• The record-breaking fundraising by several large buyout/growth equity funds (“mega-funds”) over the past couple of years has led to heightened demand for people to help invest those funds. Specifically, the increased competitive pressures for top talent pushed compensation higher at the mega-funds and had a trickle-down effect throughout the industry pushing compensation up at the mid- to larger-sized funds which had to keep pace if they wanted to retain and attract top talent.
• Competition from hedge funds, which continued to lure away some of the same talent, was another factor that drove compensation higher.

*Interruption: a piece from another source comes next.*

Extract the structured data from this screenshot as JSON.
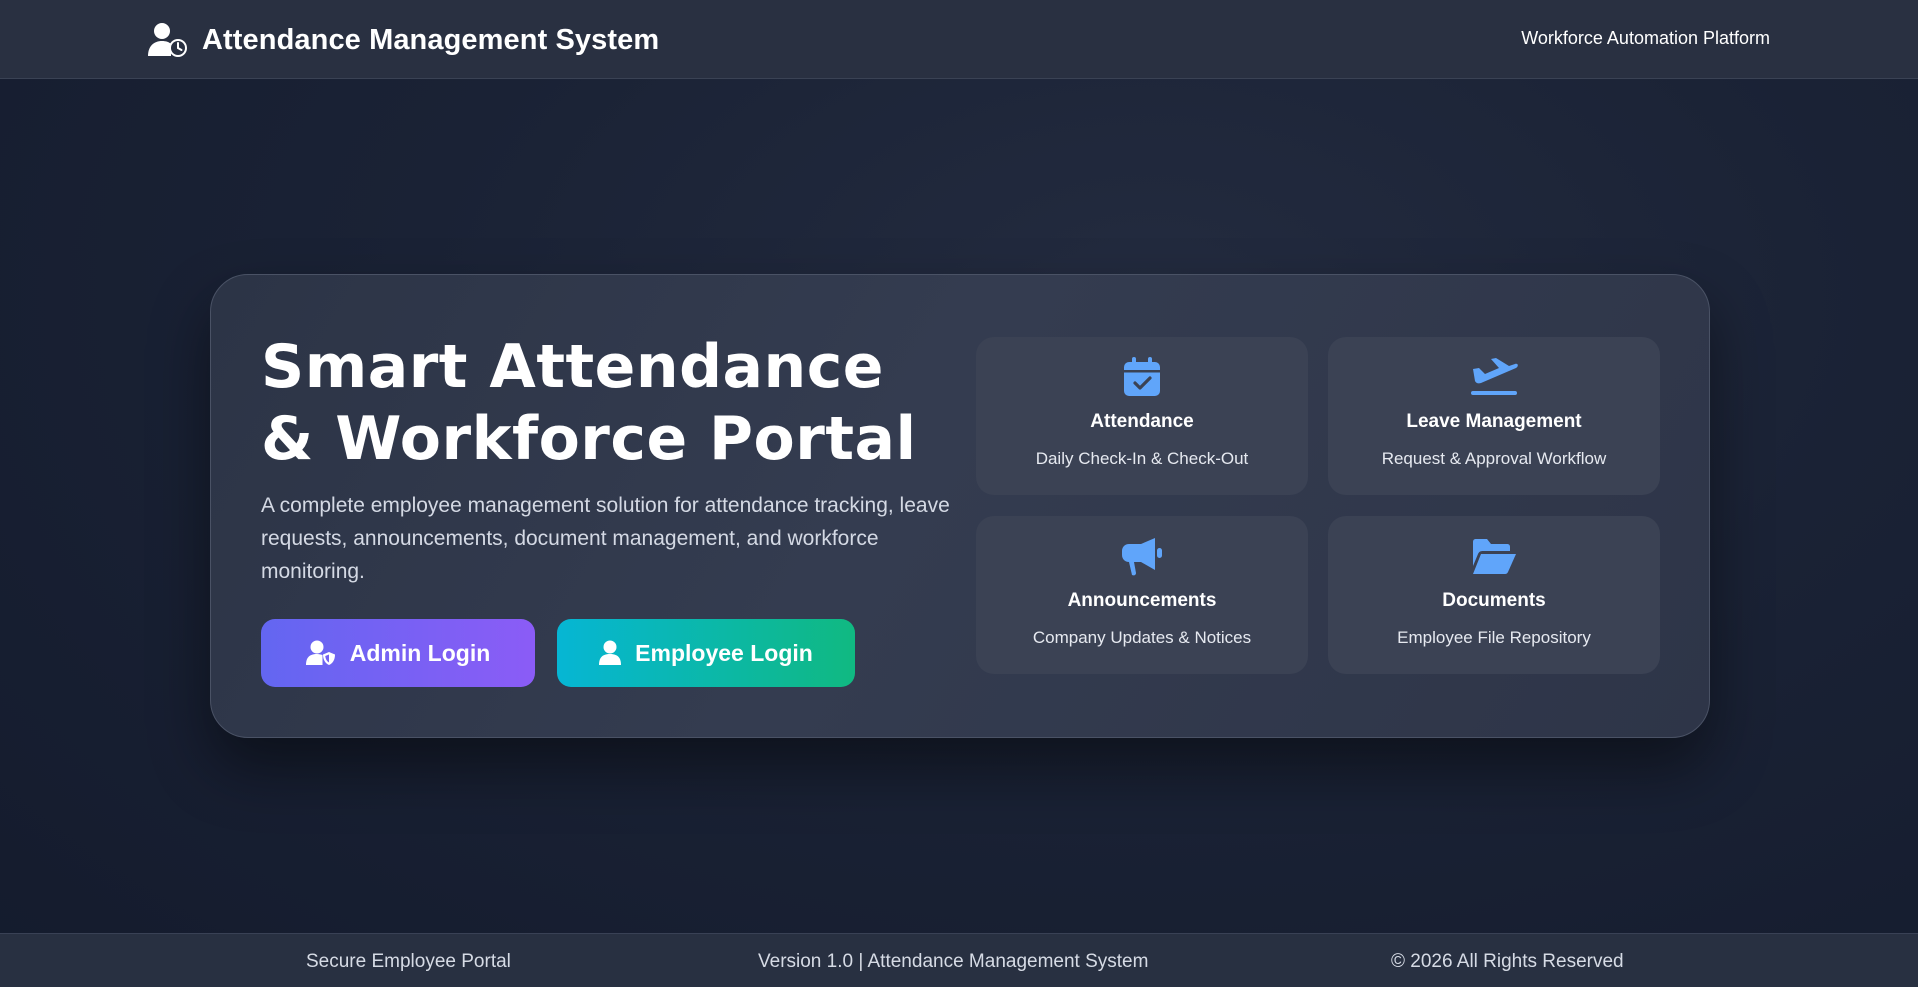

• The positions that are considered to be the future leaders of buyout/growth equity firms—the Senior Associates,VPs and Principals—saw the biggest gains in compensation at those firms.Total average compensation for Senior Associates,VPs and Principals rose 16%, 18% and 9%, respectively.
• There is a trend within venture capital toward some funds raising large amounts of capital to do more multi-stage investing. We have seen these larger VC funds raising compensation
as part of their efforts to bring on some of the same people who are predominantly targeted by buyout funds.
• In addition to matching compensation levels of buyout funds, some large VC funds are also implementing a more bonus heavy structure.
• The positions that saw the biggest gains in total average compensation at VC firms were VPs (up 16%), Senior Associates (up 12%) and Associates (up 12%).
Fund of Funds
• As a group, there was not much movement on the compensation front among smaller funds.
• The most significant increases were mainly at the more senior roles such as VP and Principal where overall total average compensation regardless of fund size rose 6% and 9%, respectively.
• Larger fund of funds have been pursuing increased co-investment activities. As they emphasize this strategy they are starting to demand more of an analytical/investment skill set and are competing more with private equity funds for some of that talent.
• To attract those professionals who would normally have later stage private equity options we’ve seen the larger fund of funds starting to mimic buyout funds in the way they structure
compensation—namely that a higher percentage of total compensation is in the form of bonuses.